The dangers associated with a city being unable to manage its police force, and a city council that allows its meetings to get out of control, all the while failing to get tough and set policies to ensure its own viability, should be viewed as a lesson on how not to conduct city business.

The Maywood City Council on Monday voted to disband its police force and to turn over all its municipal functions to its neighbor, the City of Bell. The Los Angeles County Sheriffs’ Department will patrol the city. It is our understanding, however, that the city will continue to remain an independent city. The question is, should it?

The city of 40,000, mostly Latino residents living in an area that encompasses just over one square-mile tucked not so neatly between the cities of Vernon and Bell, is one of the most densely populated areas of the County.

For years, it has been plagued by allegations of police misbehavior and racism, political fighting and government mismanagement. Those allegations have led to the replacement of council members and a bevy of lawsuits, mostly against the police department.  The lawsuits and the extraordinary risk of liability that comes with them have resulted in the city losing its insurance coverage.

City officials, namely the city council, point to the loss of coverage, and not a budget shortfall, as the reason it was forced to shut down its municipal government, and turn over operation of its services to outside entities.

Whereas virtually every other municipality, from the state right down to the county and a growing number of cities are experiencing significant shortfalls in revenue, some even on the verge of bankruptcy, Maywood’s problems don’t appear to be just a question of a lack of financial resources.

Rather, their greatest shortfall appears to be in electing leaders who can actually lead, and a constituency that will force them, and in some cases allow them, to make hard choices.

Maywood’s situation should serve as a warning to other small cities that they should, at all times, conduct themselves with professional decorum and hire personnel with the proper credentials to control and supervise its affairs.

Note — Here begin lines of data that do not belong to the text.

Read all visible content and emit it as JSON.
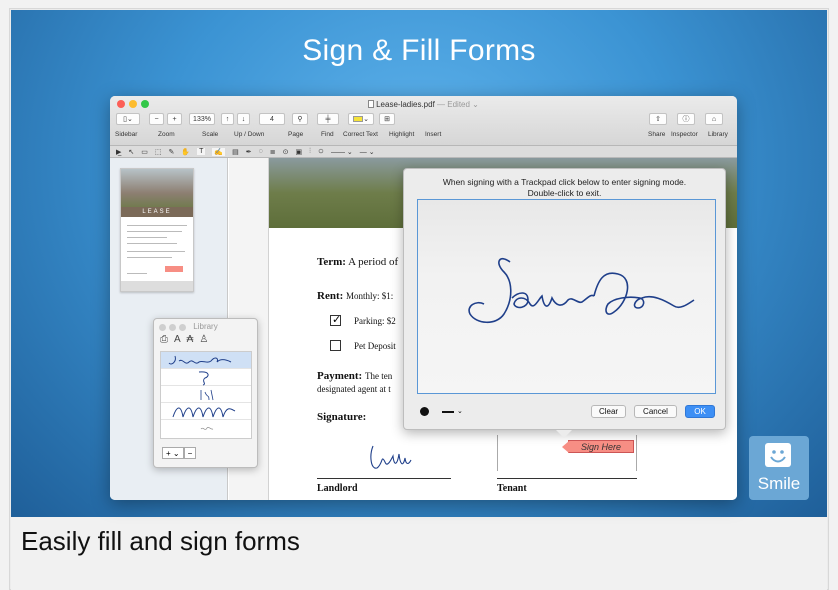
{
  "banner": {
    "title": "Sign & Fill Forms"
  },
  "caption": "Easily fill and sign forms",
  "window": {
    "filename": "Lease-ladies.pdf",
    "status": "— Edited ⌄",
    "toolbar": {
      "zoom_value": "133%",
      "page_value": "4",
      "labels": {
        "sidebar": "Sidebar",
        "zoom": "Zoom",
        "scale": "Scale",
        "updown": "Up / Down",
        "page": "Page",
        "find": "Find",
        "correct_text": "Correct Text",
        "highlight": "Highlight",
        "insert": "Insert",
        "share": "Share",
        "inspector": "Inspector",
        "library": "Library"
      }
    }
  },
  "thumbnail": {
    "word": "LEASE"
  },
  "library_panel": {
    "title": "Library",
    "add_label": "+ ⌄",
    "remove_label": "−"
  },
  "document": {
    "term_label": "Term:",
    "term_text": "A period of",
    "rent_label": "Rent:",
    "rent_text": "Monthly: $1:",
    "parking_text": "Parking: $2",
    "pet_text": "Pet Deposit",
    "payment_label": "Payment:",
    "payment_text": "The ten",
    "payment_line2": "designated agent at t",
    "signature_label": "Signature:",
    "landlord_label": "Landlord",
    "tenant_label": "Tenant"
  },
  "signing": {
    "instructions_line1": "When signing with a Trackpad click below to enter signing mode.",
    "instructions_line2": "Double-click to exit.",
    "clear_label": "Clear",
    "cancel_label": "Cancel",
    "ok_label": "OK"
  },
  "sign_here": "Sign Here",
  "logo_text": "Smile",
  "colors": {
    "banner": "#3b93d3",
    "ok_button": "#3d8ff5",
    "sign_here": "#f78e84",
    "ink": "#1f3f8a"
  }
}
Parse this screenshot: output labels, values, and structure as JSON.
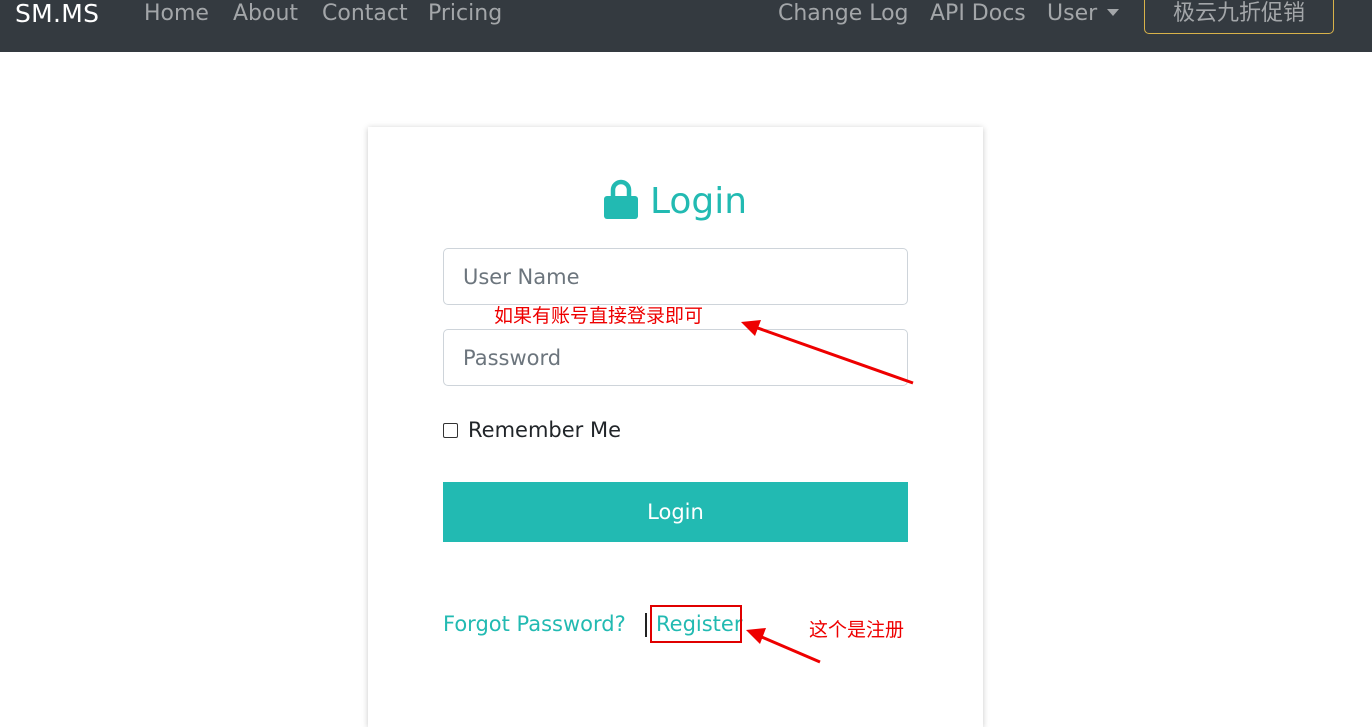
{
  "navbar": {
    "brand": "SM.MS",
    "links": [
      "Home",
      "About",
      "Contact",
      "Pricing"
    ],
    "right_links": [
      "Change Log",
      "API Docs"
    ],
    "user_dropdown": "User",
    "promo_button": "极云九折促销"
  },
  "login_card": {
    "title": "Login",
    "username_placeholder": "User Name",
    "password_placeholder": "Password",
    "remember_label": "Remember Me",
    "login_button": "Login",
    "forgot_link": "Forgot Password?",
    "register_link": "Register"
  },
  "annotations": {
    "login_note": "如果有账号直接登录即可",
    "register_note": "这个是注册"
  },
  "colors": {
    "navbar": "#343a40",
    "accent": "#22bab2",
    "annotation": "#ee0000"
  }
}
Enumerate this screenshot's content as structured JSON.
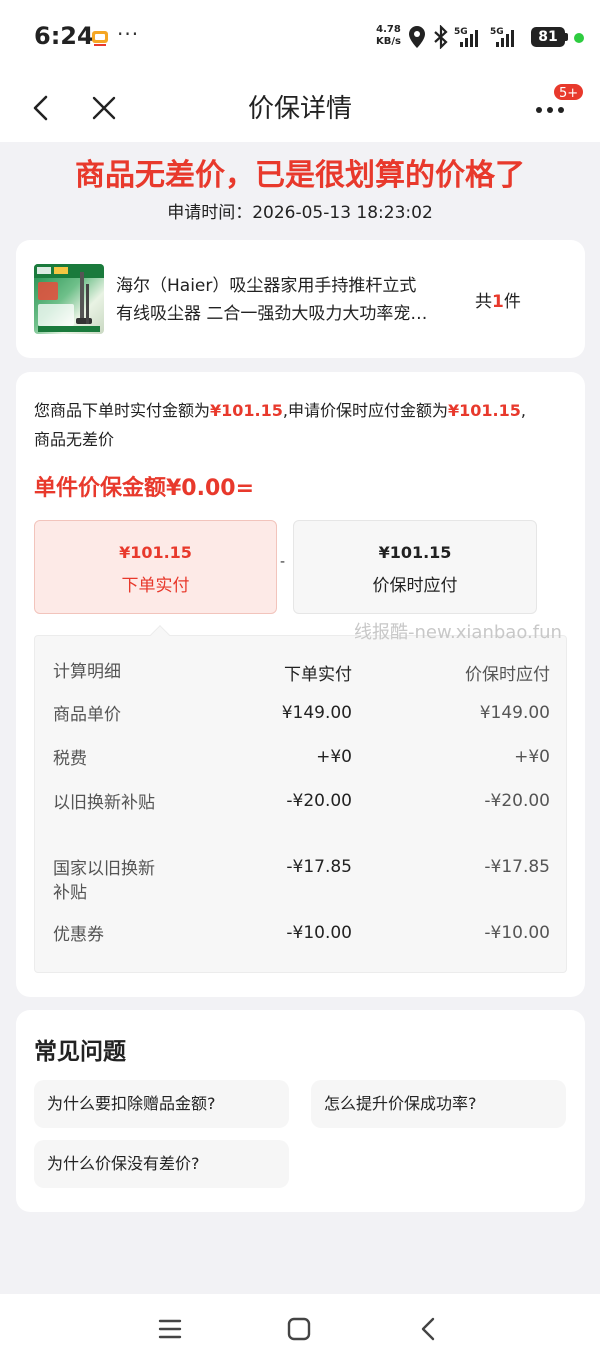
{
  "status_bar": {
    "time": "6:24",
    "dots": "···",
    "net_speed_value": "4.78",
    "net_speed_unit": "KB/s",
    "battery": "81"
  },
  "nav": {
    "title": "价保详情",
    "badge": "5+"
  },
  "headline": "商品无差价，已是很划算的价格了",
  "apply_time_label": "申请时间：",
  "apply_time": "2026-05-13 18:23:02",
  "product": {
    "title_line1": "海尔（Haier）吸尘器家用手持推杆立式",
    "title_line2": "有线吸尘器 二合一强劲大吸力大功率宠…",
    "count_prefix": "共",
    "count": "1",
    "count_suffix": "件"
  },
  "price_protect": {
    "desc_part1": "您商品下单时实付金额为",
    "paid_amount_inline": "¥101.15",
    "desc_part2": ",申请价保时应付金额为",
    "due_amount_inline": "¥101.15",
    "desc_part3": ",",
    "desc_part4": "商品无差价",
    "unit_protect_amount": "单件价保金额¥0.00=",
    "paid_box": {
      "amount": "¥101.15",
      "label": "下单实付"
    },
    "minus": "-",
    "due_box": {
      "amount": "¥101.15",
      "label": "价保时应付"
    },
    "watermark": "线报酷-new.xianbao.fun"
  },
  "detail": {
    "headers": [
      "计算明细",
      "下单实付",
      "价保时应付"
    ],
    "rows": [
      {
        "label": "商品单价",
        "paid": "¥149.00",
        "due": "¥149.00"
      },
      {
        "label": "税费",
        "paid": "+¥0",
        "due": "+¥0"
      },
      {
        "label": "以旧换新补贴",
        "paid": "-¥20.00",
        "due": "-¥20.00"
      },
      {
        "label": "国家以旧换新补贴",
        "paid": "-¥17.85",
        "due": "-¥17.85"
      },
      {
        "label": "优惠券",
        "paid": "-¥10.00",
        "due": "-¥10.00"
      }
    ]
  },
  "faq": {
    "title": "常见问题",
    "items": [
      "为什么要扣除赠品金额?",
      "怎么提升价保成功率?",
      "为什么价保没有差价?"
    ]
  },
  "colors": {
    "accent_red": "#e8392c",
    "background": "#f2f2f5",
    "card": "#ffffff"
  },
  "icons": {
    "nav_back": "chevron-left-icon",
    "nav_close": "close-icon",
    "nav_more": "more-icon",
    "bottom_menu": "menu-icon",
    "bottom_home": "home-icon",
    "bottom_back": "back-icon"
  }
}
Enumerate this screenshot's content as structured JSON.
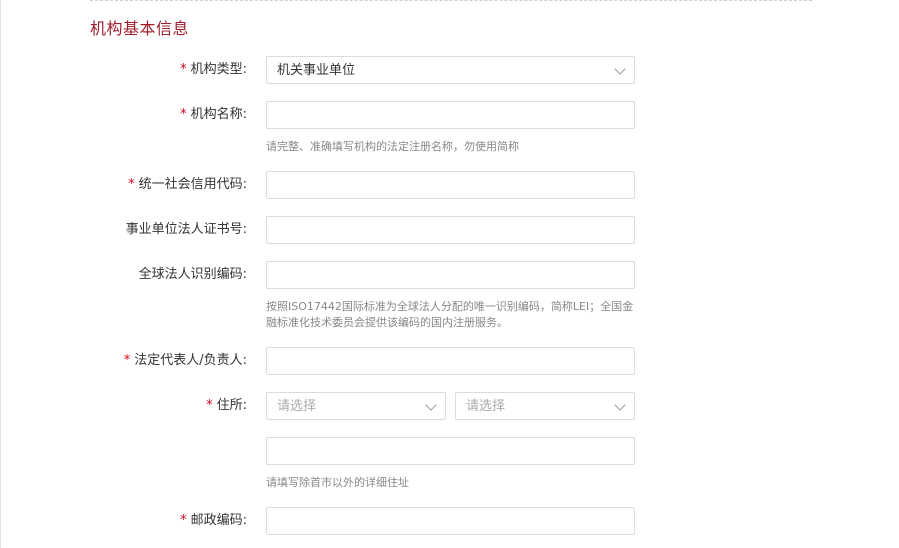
{
  "section": {
    "title": "机构基本信息"
  },
  "fields": {
    "org_type": {
      "label": "机构类型:",
      "required": true,
      "value": "机关事业单位"
    },
    "org_name": {
      "label": "机构名称:",
      "required": true,
      "value": "",
      "hint": "请完整、准确填写机构的法定注册名称，勿使用简称"
    },
    "credit_code": {
      "label": "统一社会信用代码:",
      "required": true,
      "value": ""
    },
    "public_cert": {
      "label": "事业单位法人证书号:",
      "required": false,
      "value": ""
    },
    "lei": {
      "label": "全球法人识别编码:",
      "required": false,
      "value": "",
      "hint_line1": "按照ISO17442国际标准为全球法人分配的唯一识别编码，简称LEI；全国金",
      "hint_line2": "融标准化技术委员会提供该编码的国内注册服务。"
    },
    "legal_rep": {
      "label": "法定代表人/负责人:",
      "required": true,
      "value": ""
    },
    "address": {
      "label": "住所:",
      "required": true,
      "select1_placeholder": "请选择",
      "select2_placeholder": "请选择",
      "detail_value": "",
      "hint": "请填写除首市以外的详细住址"
    },
    "postal_code": {
      "label": "邮政编码:",
      "required": true,
      "value": ""
    }
  },
  "required_mark": "*"
}
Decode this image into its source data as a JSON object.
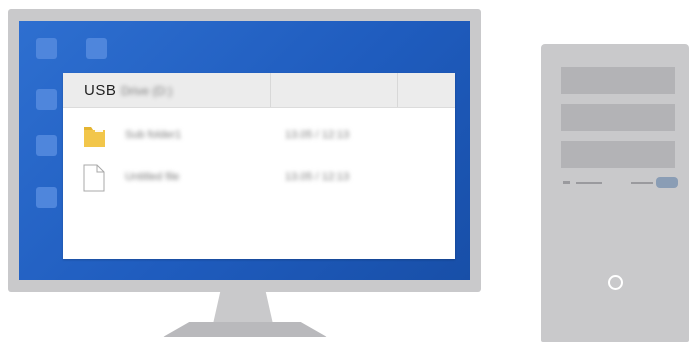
{
  "file_window": {
    "title": "USB",
    "title_suffix": "(blurred)",
    "rows": [
      {
        "icon": "folder-icon",
        "name": "(blurred name)",
        "date": "(blurred date)"
      },
      {
        "icon": "file-icon",
        "name": "(blurred name)",
        "date": "(blurred date)"
      }
    ]
  },
  "colors": {
    "desktop": "#2464c8",
    "frame": "#c9c9cb",
    "folder": "#f2c64a",
    "port_accent": "#8a9db5"
  }
}
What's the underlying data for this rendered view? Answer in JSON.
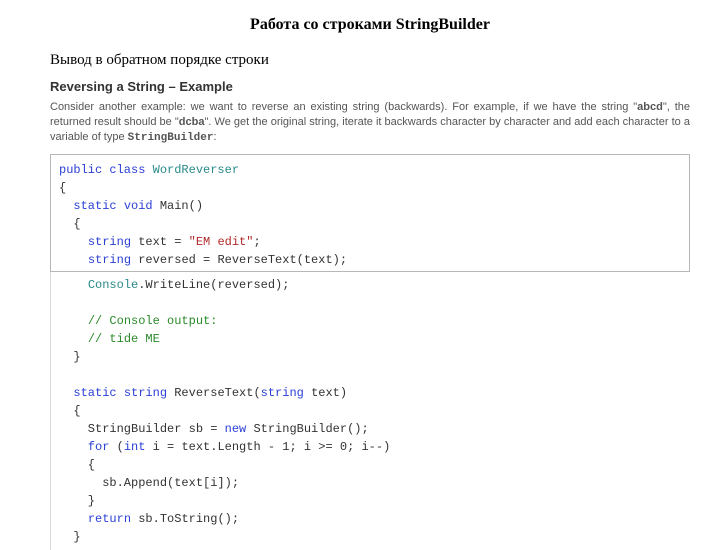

While the California Joint Powers Insurance Authority says Maywood is the first city to have its general liability and workers compensation terminated, its up to the people to ensure that no other city in Los Angeles County goes down this same road.